YOUR GOAL: Could the data below please be reproduced word for word, without the pictures?

Dataset items:
++++++
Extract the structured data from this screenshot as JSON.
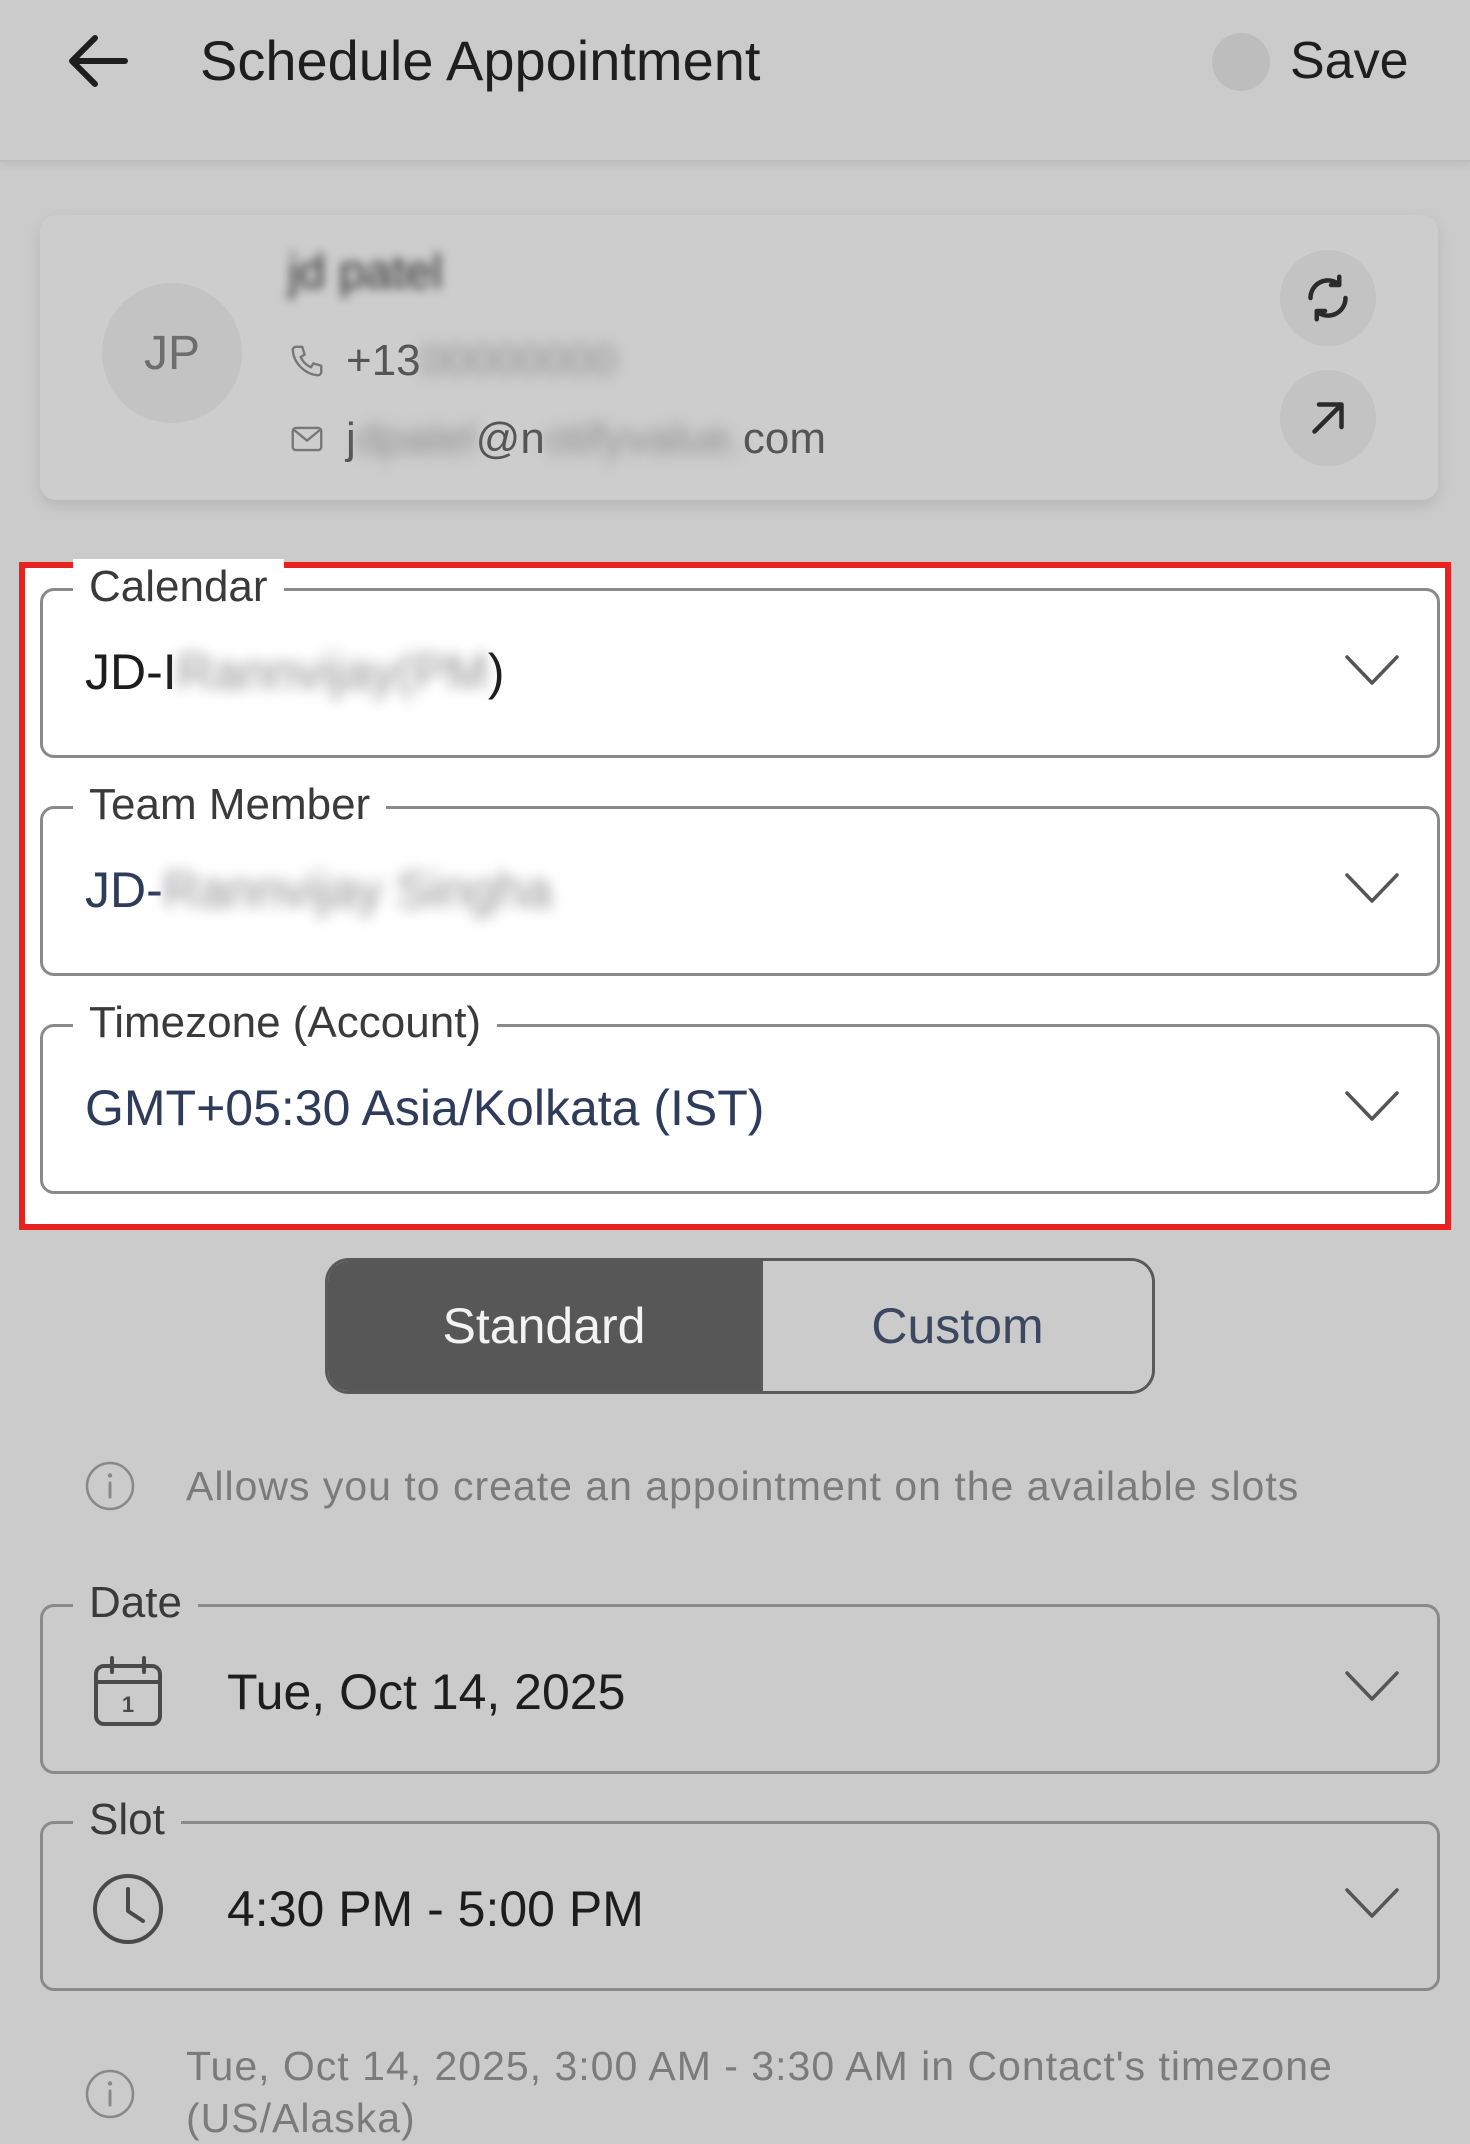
{
  "header": {
    "title": "Schedule Appointment",
    "save_label": "Save"
  },
  "contact": {
    "initials": "JP",
    "name": "jd patel",
    "phone_prefix": "+13",
    "phone_hidden": "00000000",
    "email_start": "j",
    "email_hidden_1": "dpatel",
    "email_middle": "@n",
    "email_hidden_2": "otifyvalue.",
    "email_end": "com"
  },
  "fields": {
    "calendar": {
      "label": "Calendar",
      "value_prefix": "JD-I",
      "value_hidden": "Rannvijay(PM",
      "value_suffix": ")"
    },
    "team_member": {
      "label": "Team Member",
      "value_prefix": "JD-",
      "value_hidden": "Rannvijay Singha"
    },
    "timezone": {
      "label": "Timezone (Account)",
      "value": "GMT+05:30 Asia/Kolkata (IST)"
    },
    "date": {
      "label": "Date",
      "value": "Tue, Oct 14, 2025",
      "icon": "calendar-icon"
    },
    "slot": {
      "label": "Slot",
      "value": "4:30 PM - 5:00 PM",
      "icon": "clock-icon"
    }
  },
  "mode_toggle": {
    "standard_label": "Standard",
    "custom_label": "Custom",
    "selected": "Standard"
  },
  "info": {
    "standard_text": "Allows you to create an appointment on the available slots",
    "contact_timezone_text": "Tue, Oct 14, 2025, 3:00 AM - 3:30 AM in Contact's timezone (US/Alaska)"
  },
  "colors": {
    "highlight": "#e8231f",
    "toggle_selected": "#575757",
    "background": "#cbcbcb"
  }
}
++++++
EXERCISE ANSWER:
Extract the structured data from this screenshot as JSON.
{
  "header": {
    "title": "Schedule Appointment",
    "save_label": "Save"
  },
  "contact": {
    "initials": "JP",
    "name": "jd patel",
    "phone_prefix": "+13",
    "phone_hidden": "00000000",
    "email_start": "j",
    "email_hidden_1": "dpatel",
    "email_middle": "@n",
    "email_hidden_2": "otifyvalue.",
    "email_end": "com"
  },
  "fields": {
    "calendar": {
      "label": "Calendar",
      "value_prefix": "JD-I",
      "value_hidden": "Rannvijay(PM",
      "value_suffix": ")"
    },
    "team_member": {
      "label": "Team Member",
      "value_prefix": "JD-",
      "value_hidden": "Rannvijay Singha"
    },
    "timezone": {
      "label": "Timezone (Account)",
      "value": "GMT+05:30 Asia/Kolkata (IST)"
    },
    "date": {
      "label": "Date",
      "value": "Tue, Oct 14, 2025",
      "icon": "calendar-icon"
    },
    "slot": {
      "label": "Slot",
      "value": "4:30 PM - 5:00 PM",
      "icon": "clock-icon"
    }
  },
  "mode_toggle": {
    "standard_label": "Standard",
    "custom_label": "Custom",
    "selected": "Standard"
  },
  "info": {
    "standard_text": "Allows you to create an appointment on the available slots",
    "contact_timezone_text": "Tue, Oct 14, 2025, 3:00 AM - 3:30 AM in Contact's timezone (US/Alaska)"
  },
  "colors": {
    "highlight": "#e8231f",
    "toggle_selected": "#575757",
    "background": "#cbcbcb"
  }
}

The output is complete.